LOS ANGELES, Jan. 9 (UPI) -- Initial reactions to President George W. Bush's new immigration initiative focused mostly on the emotional hot button of his call to legalize undocumented aliens. Yet, U.S. workers' wage levels might be affected even more in the long run by Bush's so-far little-discussed plan to open the nation's borders to foreign residents who can obtain a job offer from a U.S. employer.
While some details of the Bush guest worker program remain murky, and any actual legislation would have to be hammered out with Congress, the statements issued so far by the White House imply an open-ended, strikingly libertarian approach to globalizing the U.S. job market.
A fact sheet issued by the White House to accompany the president's speech on Wednesday made clear that the administration envisions bringing into the country a substantial increase in the supply of labor above that provided by current U.S. residents, both legal and presently illegal. The White House complained: "Current immigration law can also hinder companies from finding willing workers. The visas now available do not allow employers to fill jobs in many key sectors of our economy."
Bush announced: "I propose a new temporary worker program that will match willing foreign workers with willing American employers, when no Americans can be found to fill the jobs. This program will offer legal status, as temporary workers, to the millions of undocumented men and women now employed in the United States, and to those in foreign countries who seek to participate in the program and have been offered employment here. ... All who participate in the temporary worker program must have a job, or, if not living in the United States, a job offer."
This importing of foreign workers to fill jobs is seen as a process that will continue even after current illegal aliens are legalized. The fact sheet stated, "In the future, only people outside the U.S. may join the temporary worker program."

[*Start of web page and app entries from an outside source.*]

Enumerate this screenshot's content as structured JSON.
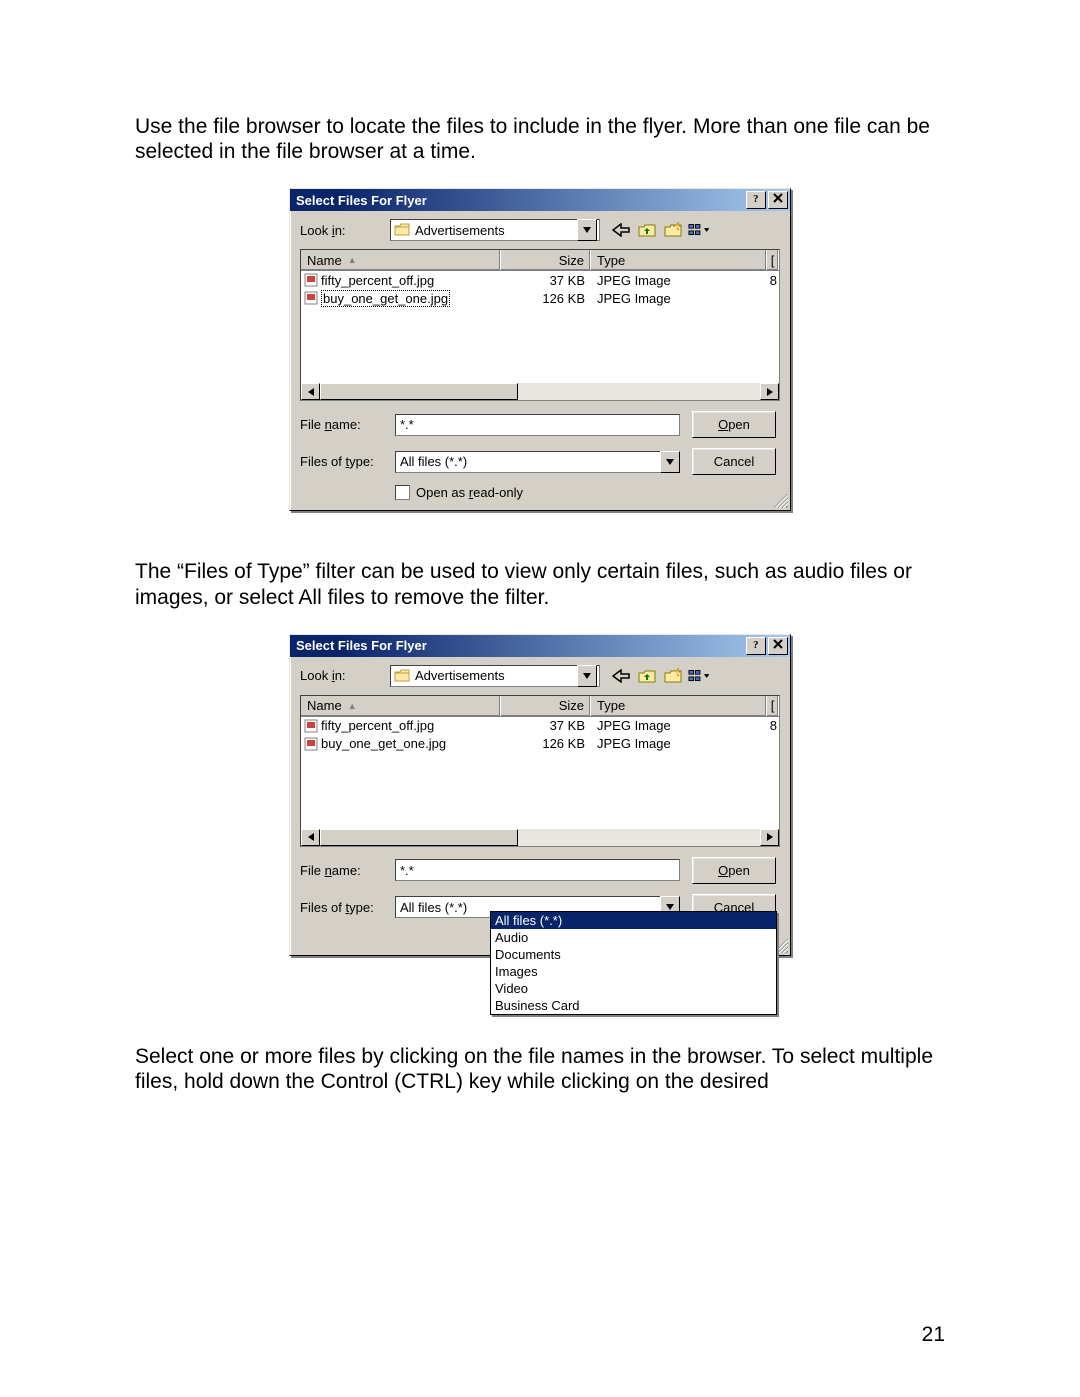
{
  "page_number": "21",
  "text": {
    "p1": "Use the file browser to locate the files to include in the flyer.  More than one file can be selected in the file browser at a time.",
    "p2": "The “Files of Type” filter can be used to view only certain files, such as audio files or images, or select All files to remove the filter.",
    "p3": "Select one or more files by clicking on the file names in the browser.  To select multiple files, hold down the Control (CTRL) key while clicking on the desired"
  },
  "dialog": {
    "title": "Select Files For Flyer",
    "lookin_label_pre": "Look ",
    "lookin_label_u": "i",
    "lookin_label_post": "n:",
    "lookin_value": "Advertisements",
    "columns": {
      "name": "Name",
      "size": "Size",
      "type": "Type",
      "last_initial": "["
    },
    "files": [
      {
        "name": "fifty_percent_off.jpg",
        "size": "37 KB",
        "type": "JPEG Image",
        "last_initial": "8"
      },
      {
        "name": "buy_one_get_one.jpg",
        "size": "126 KB",
        "type": "JPEG Image",
        "last_initial": ""
      }
    ],
    "filename_label_pre": "File ",
    "filename_label_u": "n",
    "filename_label_post": "ame:",
    "filename_value": "*.*",
    "filetype_label_pre": "Files of ",
    "filetype_label_u": "t",
    "filetype_label_post": "ype:",
    "filetype_value": "All files (*.*)",
    "open_u": "O",
    "open_post": "pen",
    "cancel": "Cancel",
    "readonly_pre": "Open as ",
    "readonly_u": "r",
    "readonly_post": "ead-only",
    "filter_options": [
      "All files (*.*)",
      "Audio",
      "Documents",
      "Images",
      "Video",
      "Business Card"
    ]
  }
}
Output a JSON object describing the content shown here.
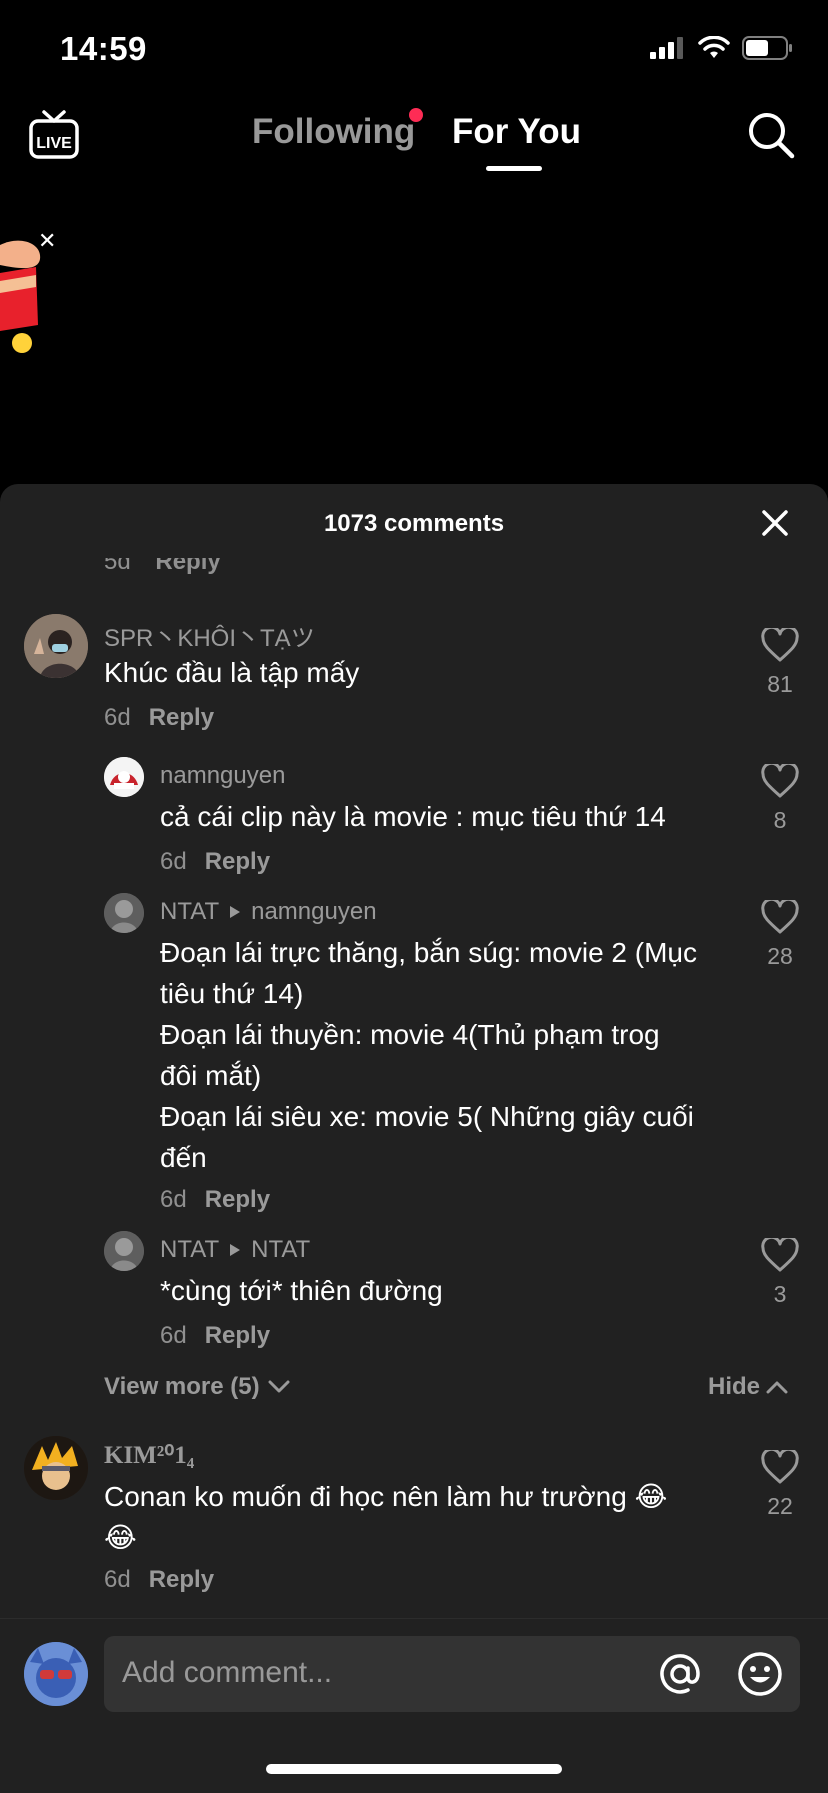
{
  "status": {
    "time": "14:59"
  },
  "nav": {
    "live_label": "LIVE",
    "following": "Following",
    "for_you": "For You"
  },
  "comments_sheet": {
    "title": "1073 comments",
    "partial_meta": {
      "time": "5d",
      "reply": "Reply"
    },
    "comments": [
      {
        "user": "SPR丶KHÔI丶TẠツ",
        "text": "Khúc đầu là tập mấy",
        "time": "6d",
        "reply": "Reply",
        "likes": "81"
      },
      {
        "user": "namnguyen",
        "text": "cả cái clip này là movie : mục tiêu thứ 14",
        "time": "6d",
        "reply": "Reply",
        "likes": "8"
      },
      {
        "user": "NTAT",
        "reply_to": "namnguyen",
        "text_lines": [
          "Đoạn lái trực thăng, bắn súg: movie 2 (Mục",
          "tiêu thứ 14)",
          "Đoạn lái thuyền: movie 4(Thủ phạm trog",
          "đôi mắt)",
          "Đoạn lái siêu xe: movie 5( Những giây cuối",
          "đến"
        ],
        "time": "6d",
        "reply": "Reply",
        "likes": "28"
      },
      {
        "user": "NTAT",
        "reply_to": "NTAT",
        "text": "*cùng tới* thiên đường",
        "time": "6d",
        "reply": "Reply",
        "likes": "3"
      },
      {
        "user": "KIM²⁰1₄",
        "text_lines": [
          "Conan ko muốn đi học nên làm hư trường 😂",
          "😂"
        ],
        "time": "6d",
        "reply": "Reply",
        "likes": "22"
      }
    ],
    "view_more": "View more (5)",
    "hide": "Hide"
  },
  "composer": {
    "placeholder": "Add comment..."
  },
  "colors": {
    "accent_red": "#fe2c55",
    "sheet_bg": "#212121",
    "input_bg": "#333333"
  },
  "icons": [
    "live-icon",
    "search-icon",
    "close-icon",
    "heart-icon",
    "chevron-down-icon",
    "chevron-up-icon",
    "at-icon",
    "emoji-icon",
    "gift-icon"
  ]
}
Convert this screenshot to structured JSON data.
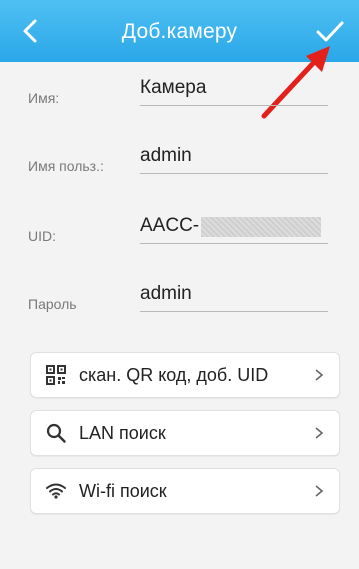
{
  "header": {
    "title": "Доб.камеру",
    "bg_color": "#38b2ec",
    "back_icon": "chevron-left-icon",
    "confirm_icon": "checkmark-icon"
  },
  "form": {
    "name": {
      "label": "Имя:",
      "value": "Камера"
    },
    "username": {
      "label": "Имя польз.:",
      "value": "admin"
    },
    "uid": {
      "label": "UID:",
      "value": "AACC-"
    },
    "password": {
      "label": "Пароль",
      "value": "admin"
    }
  },
  "actions": [
    {
      "label": "скан. QR код, доб. UID",
      "icon": "qr-code-icon"
    },
    {
      "label": "LAN поиск",
      "icon": "search-icon"
    },
    {
      "label": "Wi-fi поиск",
      "icon": "wifi-icon"
    }
  ],
  "annotation": {
    "arrow_color": "#e4201b"
  }
}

The immigration trial balloon lofted by the administration in July 2001 would have restricted potential benefits solely to Mexican nationals, who number somewhat more than 100 million. In contrast, any of the 6-billion-plus humans on Earth appear to be eligible to become temporary workers under the 2004.
Ironically, in this age of cheap jet travel, poor Mexican immigrant job hunters might find themselves undercut by even poorer temporary workers from, say, Bangladesh who may be willing to work for even less. According to U.N. figures, there are several billion people poorer than the average Mexican.
Two "senior administration officials" answered media questions about the plan Tuesday.
The higher-ups explained that the temporary worker program would be "non-sector specific." Unlike most previous guest workers programs, such as the one started during World War II to bring Mexican nationals in to work in the fields while U.S. farm boys were in the military, this one would not be limited to any particular industry or employer. Firms would decide for themselves whether they wanted to initiate the process of importing foreign labor.
Bush did caution, "Employers who extend job offers must first make every reasonable effort to find an American worker for the job at hand." But he also said, "This new system should be clear and efficient, so employers are able to find workers quickly and simply," suggesting that his working definition of "every reasonable effort" will turn out to be less than onerous.
In reality, the key issue is whether firms would be allowed to import foreigners to work for less than Americans would make if the temporary worker plan did not exist.
The president took a libertarian line, enunciating as the second of his immigration proposal's five principles, "If an American employer is offering a job that American citizens are not willing to take, we ought to welcome into our country a person who will fill that job."
The president's claim that there are jobs that Americans just won't do is disputed by many economists, such as Harvard Professor George Borjas, who is one of the best-known immigration specialists. These economists argue that, according to their field's basic law of supply and demand, some citizen will take any job -- if the pay offered is high enough.
To economists such as Borjas, wage levels are largely driven by supply and demand. All else being equal, an increase in the supply of labor, as the administration is requesting, would drive down its price -- namely, workers' wages.
Neither Bush nor the two senior administration officials who briefed the media Tuesday, however, made any suggestion that employers wishing to bring in workers from overseas would be required to first offer wages high enough to attract American workers. The only specific requirement that the senior officials mentioned was that the job offer meet the minimum wage. At the federal minimum of $5.15 per hour, a full-time worker earns $10,712 per year, well under the official poverty line for a family of three of $15,260.
It's logical that the White House didn't announce any other wage protection measures. After all, if employers were to be required to pay the current going rate for U.S. workers, they might as well hire current U.S. workers. So, why then would employers need a massive influx of foreign temporary workers? In other words, rules that would be effective at keeping up the wages of workers would undermine the fundamental goal of this plan.